Two days before the Boeing Engineering Challenge on April 27 at Washington University, the unthinkable befell the Hawk Eye team from Lincoln Middle School in Edwardsville, Illinois.
During a flight practice their wood balsa glider hit the gym floor and shattered. It was broken beyond repair. The team of sixth-graders had 48 hours to build a brand new glider.
“It shattered on Wednesday and we had to rebuild by Friday. This is a completely new design,” said Reigha Romano as she gently showed off the team’s glider.
Having learned a lesson the hard way, they even built a spare in case of another accident.
Scattered across the floor and into the bleachers of the Field House, the Hawk Eye team members awaited the final results of the competition, which attracted more than 230 students from 25 schools in the St. Louis region.
The program, now in its 11th year, challenges elementary, middle and high school students to design and construct a glider out of balsa wood with the help of supplies and a mentor provided by The Boeing Company. Students whose gliders have the farthest flight, straightest path, longest hang time and best quality of flight earn medals. Gliders boasting the most creative appearance and engineering also will be recognized.

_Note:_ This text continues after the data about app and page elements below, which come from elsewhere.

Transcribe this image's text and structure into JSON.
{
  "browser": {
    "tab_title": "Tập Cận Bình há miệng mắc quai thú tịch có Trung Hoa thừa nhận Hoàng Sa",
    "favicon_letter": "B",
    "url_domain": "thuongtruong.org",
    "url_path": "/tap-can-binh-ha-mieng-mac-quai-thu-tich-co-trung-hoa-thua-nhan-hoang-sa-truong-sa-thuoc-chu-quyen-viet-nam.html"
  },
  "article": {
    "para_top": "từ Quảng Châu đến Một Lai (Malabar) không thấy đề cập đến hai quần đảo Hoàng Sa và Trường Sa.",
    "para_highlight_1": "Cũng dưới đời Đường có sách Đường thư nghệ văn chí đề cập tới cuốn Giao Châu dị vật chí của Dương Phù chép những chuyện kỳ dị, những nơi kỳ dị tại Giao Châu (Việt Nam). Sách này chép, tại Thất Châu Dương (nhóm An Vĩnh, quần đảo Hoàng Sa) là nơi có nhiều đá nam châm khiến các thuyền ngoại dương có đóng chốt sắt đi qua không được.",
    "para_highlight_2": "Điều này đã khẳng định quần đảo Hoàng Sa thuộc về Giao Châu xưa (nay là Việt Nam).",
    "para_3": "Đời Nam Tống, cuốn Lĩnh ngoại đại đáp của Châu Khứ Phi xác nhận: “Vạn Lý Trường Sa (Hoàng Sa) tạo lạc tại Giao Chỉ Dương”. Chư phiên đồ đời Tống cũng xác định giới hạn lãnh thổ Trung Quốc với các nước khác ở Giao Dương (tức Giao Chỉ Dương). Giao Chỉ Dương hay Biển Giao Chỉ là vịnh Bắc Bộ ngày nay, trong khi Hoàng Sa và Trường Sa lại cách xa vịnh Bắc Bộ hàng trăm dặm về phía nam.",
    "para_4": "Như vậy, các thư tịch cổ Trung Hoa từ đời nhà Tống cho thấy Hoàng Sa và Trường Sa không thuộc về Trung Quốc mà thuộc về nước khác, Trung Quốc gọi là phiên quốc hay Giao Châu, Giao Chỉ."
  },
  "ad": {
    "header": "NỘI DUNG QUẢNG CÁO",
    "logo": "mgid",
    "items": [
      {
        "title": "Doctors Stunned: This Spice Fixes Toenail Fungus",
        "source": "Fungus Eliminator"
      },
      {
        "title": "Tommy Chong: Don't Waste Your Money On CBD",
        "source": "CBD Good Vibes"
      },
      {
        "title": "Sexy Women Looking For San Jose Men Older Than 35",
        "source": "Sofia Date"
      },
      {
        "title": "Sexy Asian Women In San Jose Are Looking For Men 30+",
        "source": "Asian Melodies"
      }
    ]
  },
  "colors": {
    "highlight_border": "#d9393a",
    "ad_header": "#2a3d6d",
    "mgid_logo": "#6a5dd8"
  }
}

Heading into the competition, what did team Hawk Eye think of their chances?
“We thought we were going to nail it!” said Kaylah Cooper, her fellow students nodding their heads in agreement.
“We hit pretty close to the line and went really far out, so I think we have a good shot at medaling in the straightest flight path category,” she explained.
In the end, they left the competition empty-handed, but having learned a lot and already looking forward to next year’s competition.
Claire Stein, a junior at Calhoun High School in Hardin, Illinois, proudly displayed the two medals hanging around her neck – one for longest ground distance, and the other for maximum flight aloft. Her team, Not Your Average Throws, came into the contest with a legacy to uphold. The past two years, her school has not only medaled, but taken overall best in Division 1.
Stein believes practice, practice, practice was the pay off for them.
“We did a lot of testing. We’ve been testing our glider for three months everyday trying to nail the maximum distance category,” she said.
Just like the winning teams before them, their glider wings will hang on an honorary wall at their school.
The victors for the day included:
- Cays Go Wild of St. Charles George Null Elementary won Division 0 overall
- Fishmongers from St. Mary’s School Edwardsville won Division 1 overall
- Team 6 Heads from Wentzville Holt High School won Division 2 overall
- The Guys from Wentzville Holt High School won Division 3 overall
Some 1,300 students have participated in the challenge throughout its history. The Boeing Engineering Challenge is sponsored by Boeing in collaboration with Washington University’s Institute for School Partnership and the McKelvey School of Engineering.
May 03 2019 | by, Myra Lopez